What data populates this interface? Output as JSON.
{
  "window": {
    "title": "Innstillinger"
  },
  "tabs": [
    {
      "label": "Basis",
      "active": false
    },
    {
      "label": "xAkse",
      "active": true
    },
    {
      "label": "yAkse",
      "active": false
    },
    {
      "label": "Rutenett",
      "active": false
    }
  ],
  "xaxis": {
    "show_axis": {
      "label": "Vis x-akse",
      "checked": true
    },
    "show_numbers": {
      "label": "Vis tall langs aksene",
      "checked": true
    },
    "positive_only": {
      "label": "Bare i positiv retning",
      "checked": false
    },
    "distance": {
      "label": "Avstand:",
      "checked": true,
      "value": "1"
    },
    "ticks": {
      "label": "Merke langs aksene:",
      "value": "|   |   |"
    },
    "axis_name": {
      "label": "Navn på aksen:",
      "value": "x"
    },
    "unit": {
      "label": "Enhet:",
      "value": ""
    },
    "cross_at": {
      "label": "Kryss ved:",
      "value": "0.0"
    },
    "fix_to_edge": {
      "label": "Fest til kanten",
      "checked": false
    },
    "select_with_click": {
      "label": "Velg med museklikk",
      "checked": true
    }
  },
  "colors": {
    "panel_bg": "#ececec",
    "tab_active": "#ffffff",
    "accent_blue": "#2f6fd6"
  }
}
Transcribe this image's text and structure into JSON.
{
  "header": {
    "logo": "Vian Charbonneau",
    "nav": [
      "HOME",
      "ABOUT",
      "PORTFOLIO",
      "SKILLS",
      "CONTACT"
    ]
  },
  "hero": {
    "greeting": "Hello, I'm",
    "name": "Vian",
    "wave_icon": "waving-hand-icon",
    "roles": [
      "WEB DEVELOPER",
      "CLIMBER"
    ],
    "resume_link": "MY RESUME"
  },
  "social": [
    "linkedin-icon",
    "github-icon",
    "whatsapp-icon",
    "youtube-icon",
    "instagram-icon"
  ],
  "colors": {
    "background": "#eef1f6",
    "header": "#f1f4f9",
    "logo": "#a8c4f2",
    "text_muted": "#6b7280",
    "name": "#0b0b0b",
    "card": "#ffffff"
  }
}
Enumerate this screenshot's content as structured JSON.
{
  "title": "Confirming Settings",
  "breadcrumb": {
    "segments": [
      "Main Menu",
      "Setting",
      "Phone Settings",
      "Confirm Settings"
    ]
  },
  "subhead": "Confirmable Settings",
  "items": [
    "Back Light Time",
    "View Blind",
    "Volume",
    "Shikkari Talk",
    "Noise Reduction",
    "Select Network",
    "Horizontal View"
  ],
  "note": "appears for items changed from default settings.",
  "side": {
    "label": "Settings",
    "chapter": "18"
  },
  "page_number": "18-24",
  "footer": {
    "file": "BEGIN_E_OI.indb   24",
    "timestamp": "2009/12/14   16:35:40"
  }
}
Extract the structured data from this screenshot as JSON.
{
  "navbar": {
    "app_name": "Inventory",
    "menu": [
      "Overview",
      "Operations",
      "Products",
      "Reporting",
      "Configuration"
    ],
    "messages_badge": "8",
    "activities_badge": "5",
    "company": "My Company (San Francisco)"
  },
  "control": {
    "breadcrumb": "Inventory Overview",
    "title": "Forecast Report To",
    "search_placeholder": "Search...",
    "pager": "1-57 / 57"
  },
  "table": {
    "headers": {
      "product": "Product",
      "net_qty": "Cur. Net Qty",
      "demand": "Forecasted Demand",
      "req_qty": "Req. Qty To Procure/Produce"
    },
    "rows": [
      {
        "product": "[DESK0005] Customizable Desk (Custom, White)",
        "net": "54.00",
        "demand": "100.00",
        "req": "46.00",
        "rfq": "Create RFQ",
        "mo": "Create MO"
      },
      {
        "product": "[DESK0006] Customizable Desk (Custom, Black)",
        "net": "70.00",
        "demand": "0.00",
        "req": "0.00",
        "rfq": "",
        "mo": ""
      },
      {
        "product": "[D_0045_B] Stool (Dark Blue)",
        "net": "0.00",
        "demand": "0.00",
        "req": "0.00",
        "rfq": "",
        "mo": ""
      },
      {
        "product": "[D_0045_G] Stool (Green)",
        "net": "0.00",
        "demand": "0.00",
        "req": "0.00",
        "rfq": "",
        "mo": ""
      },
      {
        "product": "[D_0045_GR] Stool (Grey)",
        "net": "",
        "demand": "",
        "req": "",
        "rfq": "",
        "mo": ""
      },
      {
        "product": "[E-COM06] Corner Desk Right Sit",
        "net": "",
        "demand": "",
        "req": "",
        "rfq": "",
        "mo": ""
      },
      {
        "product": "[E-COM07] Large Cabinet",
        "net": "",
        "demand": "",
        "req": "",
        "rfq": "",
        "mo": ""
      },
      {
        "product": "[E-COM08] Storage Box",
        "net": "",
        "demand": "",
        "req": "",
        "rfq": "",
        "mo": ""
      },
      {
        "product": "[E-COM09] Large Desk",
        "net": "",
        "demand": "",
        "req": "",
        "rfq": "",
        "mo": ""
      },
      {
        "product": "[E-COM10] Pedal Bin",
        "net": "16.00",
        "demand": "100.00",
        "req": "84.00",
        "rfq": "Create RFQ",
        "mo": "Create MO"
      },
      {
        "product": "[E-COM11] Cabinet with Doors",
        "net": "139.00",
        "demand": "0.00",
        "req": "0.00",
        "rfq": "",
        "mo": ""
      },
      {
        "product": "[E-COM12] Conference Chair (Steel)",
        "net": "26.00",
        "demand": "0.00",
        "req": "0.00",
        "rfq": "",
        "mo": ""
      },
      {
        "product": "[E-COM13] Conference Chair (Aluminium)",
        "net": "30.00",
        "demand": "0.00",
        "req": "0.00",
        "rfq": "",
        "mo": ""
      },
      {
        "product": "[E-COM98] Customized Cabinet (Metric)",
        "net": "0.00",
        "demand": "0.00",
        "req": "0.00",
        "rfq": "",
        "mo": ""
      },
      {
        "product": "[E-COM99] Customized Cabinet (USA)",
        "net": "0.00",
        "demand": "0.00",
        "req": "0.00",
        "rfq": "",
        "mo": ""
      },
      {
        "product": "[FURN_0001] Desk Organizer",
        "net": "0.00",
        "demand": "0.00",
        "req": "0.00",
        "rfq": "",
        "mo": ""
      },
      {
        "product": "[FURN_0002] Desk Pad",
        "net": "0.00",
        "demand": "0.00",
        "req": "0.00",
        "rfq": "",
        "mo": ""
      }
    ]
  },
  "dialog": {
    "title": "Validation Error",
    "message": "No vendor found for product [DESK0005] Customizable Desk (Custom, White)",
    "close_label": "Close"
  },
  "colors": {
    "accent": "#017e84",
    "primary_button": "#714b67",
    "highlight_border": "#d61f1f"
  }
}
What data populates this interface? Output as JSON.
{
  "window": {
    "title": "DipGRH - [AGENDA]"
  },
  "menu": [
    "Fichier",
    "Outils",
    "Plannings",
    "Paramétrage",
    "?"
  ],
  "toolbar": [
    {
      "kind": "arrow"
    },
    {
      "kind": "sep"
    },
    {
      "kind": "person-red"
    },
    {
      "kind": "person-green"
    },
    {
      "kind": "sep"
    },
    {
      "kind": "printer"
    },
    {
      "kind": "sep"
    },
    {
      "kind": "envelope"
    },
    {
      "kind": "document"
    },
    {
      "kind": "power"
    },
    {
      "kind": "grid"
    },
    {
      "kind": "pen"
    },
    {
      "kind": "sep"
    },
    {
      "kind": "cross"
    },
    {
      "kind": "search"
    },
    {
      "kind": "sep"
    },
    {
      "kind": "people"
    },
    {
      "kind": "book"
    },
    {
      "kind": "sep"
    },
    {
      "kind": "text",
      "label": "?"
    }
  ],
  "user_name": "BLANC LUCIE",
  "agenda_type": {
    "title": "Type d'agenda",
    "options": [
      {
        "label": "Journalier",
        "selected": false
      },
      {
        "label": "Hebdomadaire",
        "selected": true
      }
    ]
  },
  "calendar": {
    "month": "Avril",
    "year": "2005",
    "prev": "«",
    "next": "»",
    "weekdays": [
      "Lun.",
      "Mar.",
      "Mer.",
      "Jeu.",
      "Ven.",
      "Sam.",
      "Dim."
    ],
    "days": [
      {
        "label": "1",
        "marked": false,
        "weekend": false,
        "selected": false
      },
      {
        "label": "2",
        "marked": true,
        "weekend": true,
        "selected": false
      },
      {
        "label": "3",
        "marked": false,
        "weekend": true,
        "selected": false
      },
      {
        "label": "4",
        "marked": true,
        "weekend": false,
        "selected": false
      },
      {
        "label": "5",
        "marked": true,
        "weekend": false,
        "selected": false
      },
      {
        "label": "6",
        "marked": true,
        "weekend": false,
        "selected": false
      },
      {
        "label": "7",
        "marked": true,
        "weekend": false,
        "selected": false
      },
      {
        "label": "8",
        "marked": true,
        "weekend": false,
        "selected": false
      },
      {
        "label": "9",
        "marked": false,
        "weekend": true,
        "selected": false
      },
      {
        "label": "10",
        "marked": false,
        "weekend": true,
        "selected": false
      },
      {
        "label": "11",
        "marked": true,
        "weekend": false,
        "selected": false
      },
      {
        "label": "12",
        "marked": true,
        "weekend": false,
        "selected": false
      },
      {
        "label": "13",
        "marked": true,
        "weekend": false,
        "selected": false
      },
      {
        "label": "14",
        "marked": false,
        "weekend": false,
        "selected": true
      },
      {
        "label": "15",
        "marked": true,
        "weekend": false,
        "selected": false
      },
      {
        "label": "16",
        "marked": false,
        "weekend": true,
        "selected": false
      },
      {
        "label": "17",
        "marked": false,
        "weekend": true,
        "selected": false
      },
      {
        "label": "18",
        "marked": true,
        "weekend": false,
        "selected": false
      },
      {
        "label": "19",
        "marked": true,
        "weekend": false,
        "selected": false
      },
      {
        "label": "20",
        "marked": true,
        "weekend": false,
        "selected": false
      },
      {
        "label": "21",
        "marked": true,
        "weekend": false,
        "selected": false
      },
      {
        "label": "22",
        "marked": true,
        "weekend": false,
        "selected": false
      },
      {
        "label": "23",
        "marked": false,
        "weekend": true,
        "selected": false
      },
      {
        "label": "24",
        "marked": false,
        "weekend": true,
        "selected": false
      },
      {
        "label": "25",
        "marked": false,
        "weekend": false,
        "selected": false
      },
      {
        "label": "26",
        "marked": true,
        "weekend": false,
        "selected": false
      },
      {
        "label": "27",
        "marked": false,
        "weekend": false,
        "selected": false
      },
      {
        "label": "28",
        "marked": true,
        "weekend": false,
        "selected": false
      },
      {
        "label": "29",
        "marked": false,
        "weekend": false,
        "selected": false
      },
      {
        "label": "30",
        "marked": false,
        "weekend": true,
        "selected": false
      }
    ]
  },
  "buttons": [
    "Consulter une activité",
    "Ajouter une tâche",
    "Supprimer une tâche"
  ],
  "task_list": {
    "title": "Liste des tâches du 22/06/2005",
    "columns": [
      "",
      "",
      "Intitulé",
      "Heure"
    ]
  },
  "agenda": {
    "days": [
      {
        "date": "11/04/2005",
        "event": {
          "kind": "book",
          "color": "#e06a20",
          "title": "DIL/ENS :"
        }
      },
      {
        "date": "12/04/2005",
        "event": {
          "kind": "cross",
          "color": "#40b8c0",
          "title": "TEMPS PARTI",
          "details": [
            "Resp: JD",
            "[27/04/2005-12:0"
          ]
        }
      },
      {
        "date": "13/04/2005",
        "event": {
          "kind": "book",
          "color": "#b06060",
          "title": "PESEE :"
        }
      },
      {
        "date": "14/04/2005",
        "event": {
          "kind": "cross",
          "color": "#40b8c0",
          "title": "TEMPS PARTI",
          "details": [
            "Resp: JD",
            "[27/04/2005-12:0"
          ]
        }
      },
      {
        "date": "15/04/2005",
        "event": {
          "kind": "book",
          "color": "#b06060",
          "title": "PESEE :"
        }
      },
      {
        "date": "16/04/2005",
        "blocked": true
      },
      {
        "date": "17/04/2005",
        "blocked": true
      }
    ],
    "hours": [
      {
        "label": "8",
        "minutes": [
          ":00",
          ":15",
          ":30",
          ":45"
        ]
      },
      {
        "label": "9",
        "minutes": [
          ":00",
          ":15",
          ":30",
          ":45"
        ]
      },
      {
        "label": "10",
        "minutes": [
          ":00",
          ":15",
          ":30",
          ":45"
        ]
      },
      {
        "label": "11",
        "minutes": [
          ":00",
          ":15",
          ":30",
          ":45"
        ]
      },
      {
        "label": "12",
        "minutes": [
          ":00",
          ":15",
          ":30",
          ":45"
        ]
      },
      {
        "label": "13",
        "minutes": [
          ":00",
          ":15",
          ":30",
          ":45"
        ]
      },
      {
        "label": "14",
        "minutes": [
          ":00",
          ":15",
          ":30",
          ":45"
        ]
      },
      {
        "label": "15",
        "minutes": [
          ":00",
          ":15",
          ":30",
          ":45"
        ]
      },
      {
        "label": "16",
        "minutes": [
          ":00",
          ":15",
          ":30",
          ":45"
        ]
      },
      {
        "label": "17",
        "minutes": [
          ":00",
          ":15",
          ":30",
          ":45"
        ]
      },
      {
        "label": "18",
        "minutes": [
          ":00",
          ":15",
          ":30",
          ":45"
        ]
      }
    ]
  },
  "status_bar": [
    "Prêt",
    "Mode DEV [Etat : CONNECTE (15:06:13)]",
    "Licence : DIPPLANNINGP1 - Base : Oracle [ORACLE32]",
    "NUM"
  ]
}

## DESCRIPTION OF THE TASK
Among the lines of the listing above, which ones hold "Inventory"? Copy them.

## TASK RESULT
    "app_name": "Inventory",
    "breadcrumb": "Inventory Overview",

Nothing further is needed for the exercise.